Editor's note: This is part of an ongoing series on opioid overdoses in the Northland. To read about needles in Duluth, go here.

Duluth is not alone in its efforts to minimize the hazards used and undisposed needles pose to both illicit drug users and other members of the community.

In the past couple years, the Cloquet Police Department has experienced an increase in calls from people who find used needles around Cloquet, Acting Police Chief Carey Ferrell said.

"We get calls all over town," Ferrell said. "Whether it's at Pinehurst Park or on Highway 33 or Carlton Avenue or 14th Street. It's really throughout town. Somebody is walking and they notice a needle and they'll call us."

Unlike Duluth, Cloquet does not have a hotline number people can call who want to request disposal of needles. Instead, Ferrell recommends people call 911 if they aren't comfortable handling sharps themselves. Around 2015, Cloquet police started equipping vehicles with sharps containers so officers could properly dispose of needles.

Some people, like nurses and other trained individuals, feel comfortable picking up sharps themselves. In that case, Laura Eng, a public health nurse with Carlton County said the person handling the sharps will need a pair of medical-grade gloves and a safe place to discard the needle, which could be a biohazard container or a laundry detergent bottle specifically labeled "sharps."

"I would not be picking something up unless I knew where I was going with it," Eng said.

If someone finds a needle or syringe in a public place like a grocery store or a restaurant, Eng said someone should stick around and make sure nobody touches it, especially children, while another person finds an employee who can take care of it.

At the beginning of May, Cloquet police received nine calls in 2019 from the public requesting needle disposal and issued eight citations for possession of hypodermic needles, which is a misdemeanor offense. Fifteen people have been booked in the Carlton County Jail with offenses that include hypodermic needle possession.

Typically, when county deputies spot illegal needle possession, they're finding users who haven't disposed of a small number of needles left in their vehicle or home, Sheriff Kelly Lake said in an email to the Pine Journal.

In 1997 the Minnesota Legislature passed an act allowing pharmacies to sell up to 10 syringes to people without a medical prescription with the goal of reducing the transmission of HIV and HEP-C among those who use illicit drugs intravenously.

State law requires pharmacies that sell hypodermic needles and syringes to support proper disposal. Community Memorial Hospital, Walmart and Walgreens pharmacies in Cloquet all participate in syringe access and disposal, according to the Minnesota Department of Health.

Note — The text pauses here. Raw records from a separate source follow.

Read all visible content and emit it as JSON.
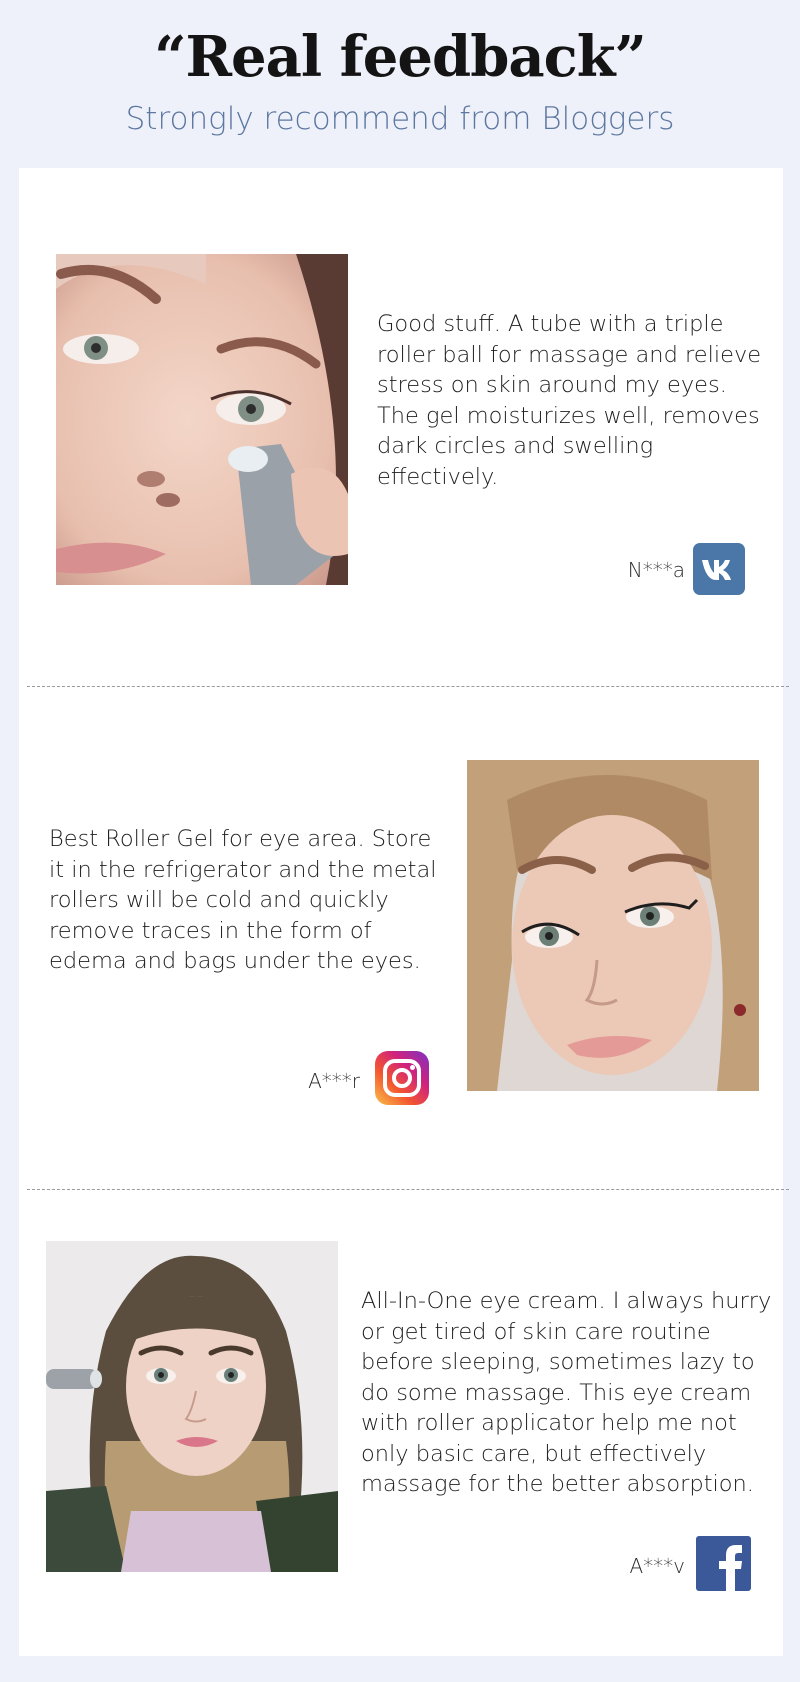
{
  "header": {
    "title": "“Real feedback”",
    "subtitle": "Strongly recommend from Bloggers"
  },
  "reviews": [
    {
      "text": "Good stuff. A tube with a triple roller ball for massage and relieve stress on skin around my eyes. The gel moisturizes well, removes dark circles and swelling effectively.",
      "author": "N***a",
      "social_icon": "vk-icon",
      "social_color": "#4a76a8"
    },
    {
      "text": "Best Roller Gel for eye area. Store it in the refrigerator and the metal rollers will be cold and quickly remove traces in the form of edema and bags under the eyes.",
      "author": "A***r",
      "social_icon": "instagram-icon",
      "social_color": "#d6249f"
    },
    {
      "text": "All-In-One eye cream. I always hurry or get tired of skin care routine before sleeping, sometimes lazy to do some massage. This eye cream with roller applicator help me not only basic care, but effectively massage for the better absorption.",
      "author": "A***v",
      "social_icon": "facebook-icon",
      "social_color": "#3b5998"
    }
  ]
}
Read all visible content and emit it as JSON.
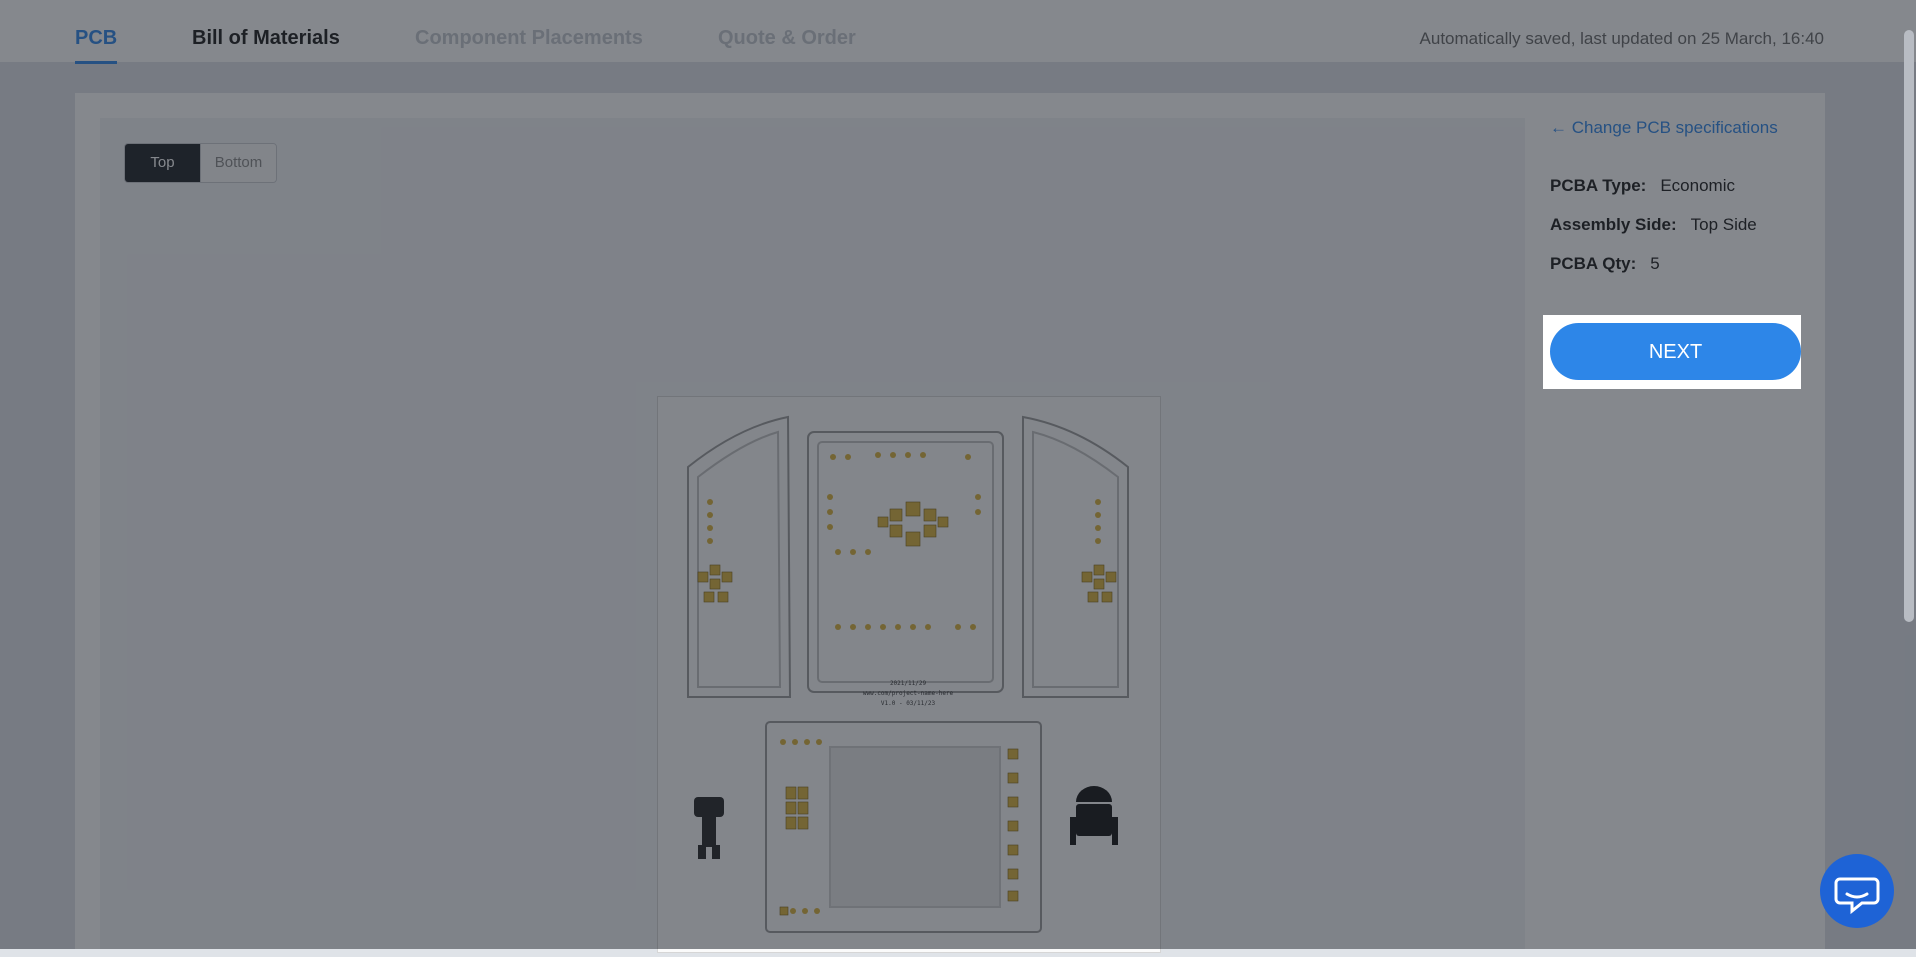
{
  "nav": {
    "tabs": [
      {
        "label": "PCB",
        "state": "active"
      },
      {
        "label": "Bill of Materials",
        "state": "normal"
      },
      {
        "label": "Component Placements",
        "state": "disabled"
      },
      {
        "label": "Quote & Order",
        "state": "disabled"
      }
    ],
    "saved_text": "Automatically saved, last updated on 25 March, 16:40"
  },
  "viewer": {
    "toggle": {
      "top": "Top",
      "bottom": "Bottom",
      "selected": "Top"
    },
    "board_text": {
      "line1": "2021/11/29",
      "line2": "www.com/project-name-here",
      "line3": "V1.0 - 03/11/23"
    }
  },
  "side": {
    "change_link": "← Change PCB specifications",
    "specs": [
      {
        "label": "PCBA Type:",
        "value": "Economic"
      },
      {
        "label": "Assembly Side:",
        "value": "Top Side"
      },
      {
        "label": "PCBA Qty:",
        "value": "5"
      }
    ],
    "next_label": "NEXT"
  },
  "colors": {
    "accent": "#2d86e8",
    "pad": "#d9b23a",
    "overlay": "rgba(32,38,48,0.55)",
    "chat": "#1e63d6"
  },
  "icons": {
    "chat": "chat-bubble-icon",
    "back": "arrow-left-icon"
  }
}
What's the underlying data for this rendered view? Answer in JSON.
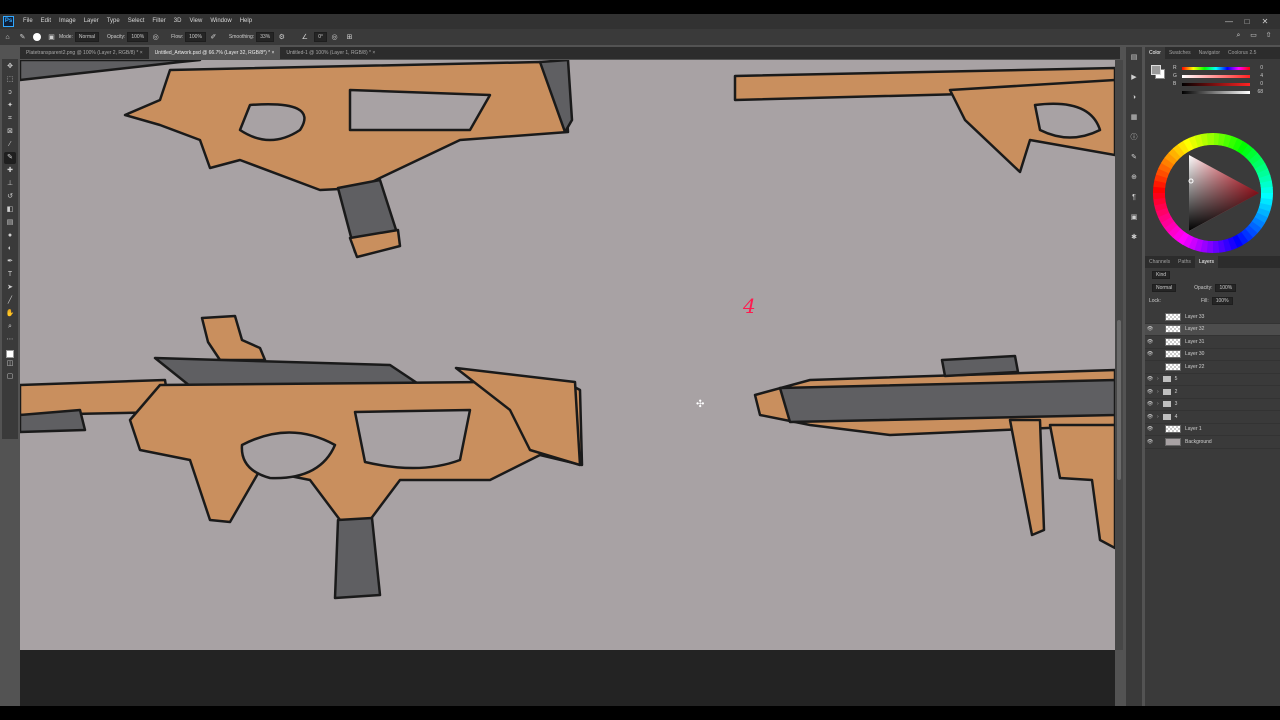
{
  "menubar": {
    "app_icon": "Ps",
    "items": [
      "File",
      "Edit",
      "Image",
      "Layer",
      "Type",
      "Select",
      "Filter",
      "3D",
      "View",
      "Window",
      "Help"
    ],
    "window_controls": [
      "—",
      "□",
      "✕"
    ]
  },
  "options": {
    "mode_label": "Mode:",
    "mode_value": "Normal",
    "opacity_label": "Opacity:",
    "opacity_value": "100%",
    "flow_label": "Flow:",
    "flow_value": "100%",
    "smoothing_label": "Smoothing:",
    "smoothing_value": "33%",
    "angle_value": "0°"
  },
  "tabs": [
    {
      "label": "Platetransparent2.png @ 100% (Layer 2, RGB/8) *",
      "close": "×"
    },
    {
      "label": "Untitled_Artwork.psd @ 66.7% (Layer 32, RGB/8*) *",
      "close": "×"
    },
    {
      "label": "Untitled-1 @ 100% (Layer 1, RGB/8) *",
      "close": "×"
    }
  ],
  "canvas": {
    "annotation_mark": "4",
    "colors": {
      "background": "#a8a2a4",
      "tan": "#c98f5e",
      "dark_gray": "#5f5f62",
      "outline": "#1a1a1a"
    }
  },
  "panels": {
    "color_tabs": [
      "Color",
      "Swatches",
      "Navigator",
      "Coolorus 2.5"
    ],
    "sliders": [
      {
        "label": "R",
        "value": "0"
      },
      {
        "label": "G",
        "value": "4"
      },
      {
        "label": "B",
        "value": "0"
      },
      {
        "label": "",
        "value": "68"
      }
    ],
    "layer_tabs": [
      "Channels",
      "Paths",
      "Layers"
    ],
    "kind_label": "Kind",
    "blend_mode": "Normal",
    "opacity_label": "Opacity:",
    "opacity_value": "100%",
    "lock_label": "Lock:",
    "fill_label": "Fill:",
    "fill_value": "100%",
    "layers": [
      {
        "name": "Layer 33",
        "type": "layer",
        "visible": false,
        "selected": false
      },
      {
        "name": "Layer 32",
        "type": "layer",
        "visible": true,
        "selected": true
      },
      {
        "name": "Layer 31",
        "type": "layer",
        "visible": true,
        "selected": false
      },
      {
        "name": "Layer 30",
        "type": "layer",
        "visible": true,
        "selected": false
      },
      {
        "name": "Layer 22",
        "type": "layer",
        "visible": false,
        "selected": false
      },
      {
        "name": "5",
        "type": "group",
        "visible": true,
        "selected": false
      },
      {
        "name": "2",
        "type": "group",
        "visible": true,
        "selected": false
      },
      {
        "name": "3",
        "type": "group",
        "visible": true,
        "selected": false
      },
      {
        "name": "4",
        "type": "group",
        "visible": true,
        "selected": false
      },
      {
        "name": "Layer 1",
        "type": "layer",
        "visible": true,
        "selected": false
      },
      {
        "name": "Background",
        "type": "background",
        "visible": true,
        "selected": false
      }
    ]
  }
}
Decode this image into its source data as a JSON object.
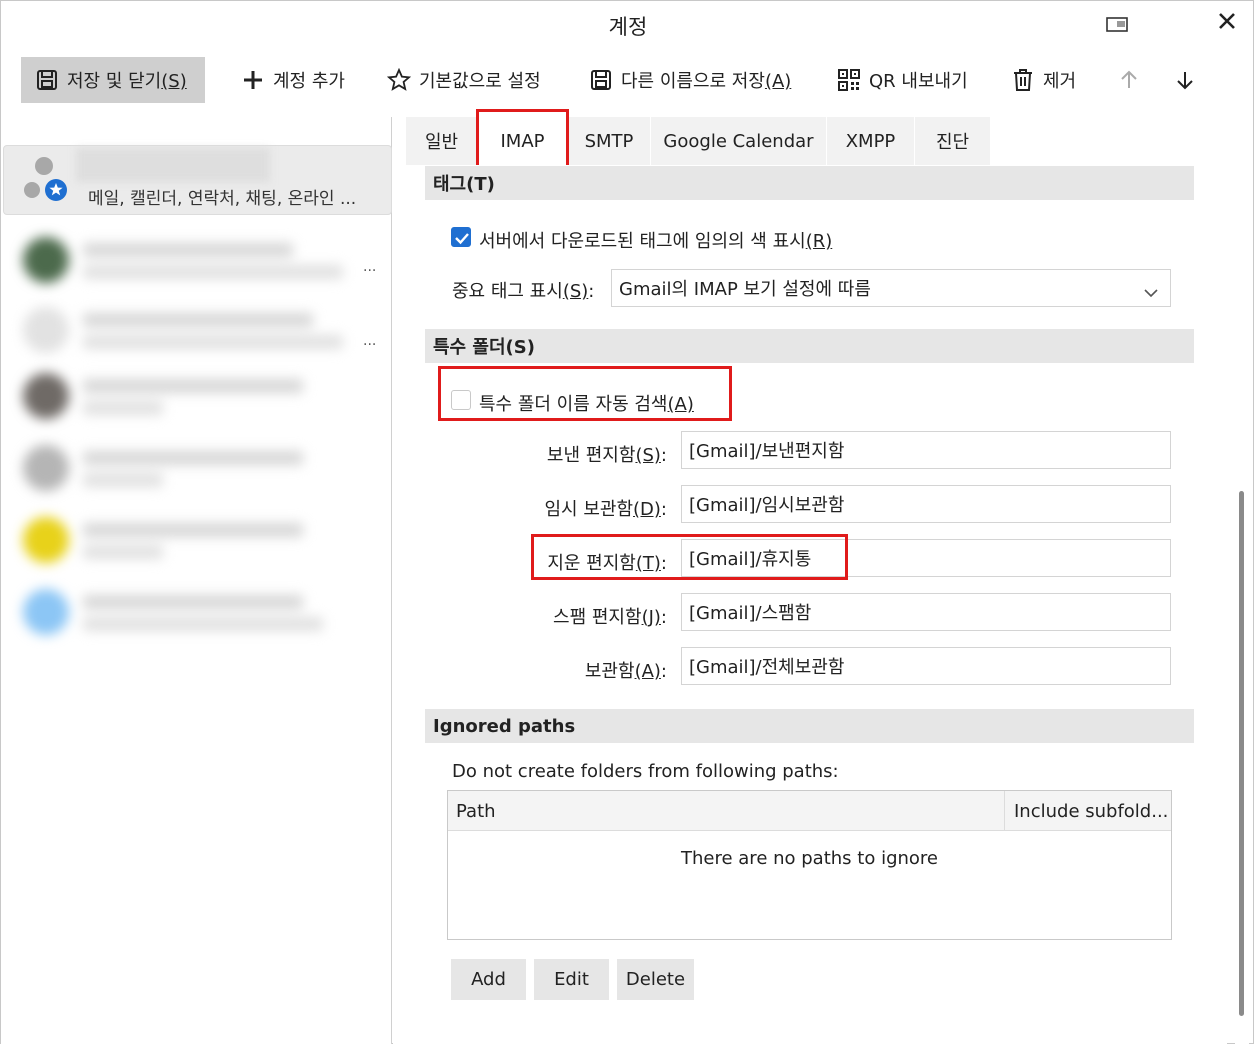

Ali Mueller, public health educator for Carlton County, said the Carlton County Drug Prevention Coalition has looked into syringe exchange options for Carlton County but has not pursued any specific action.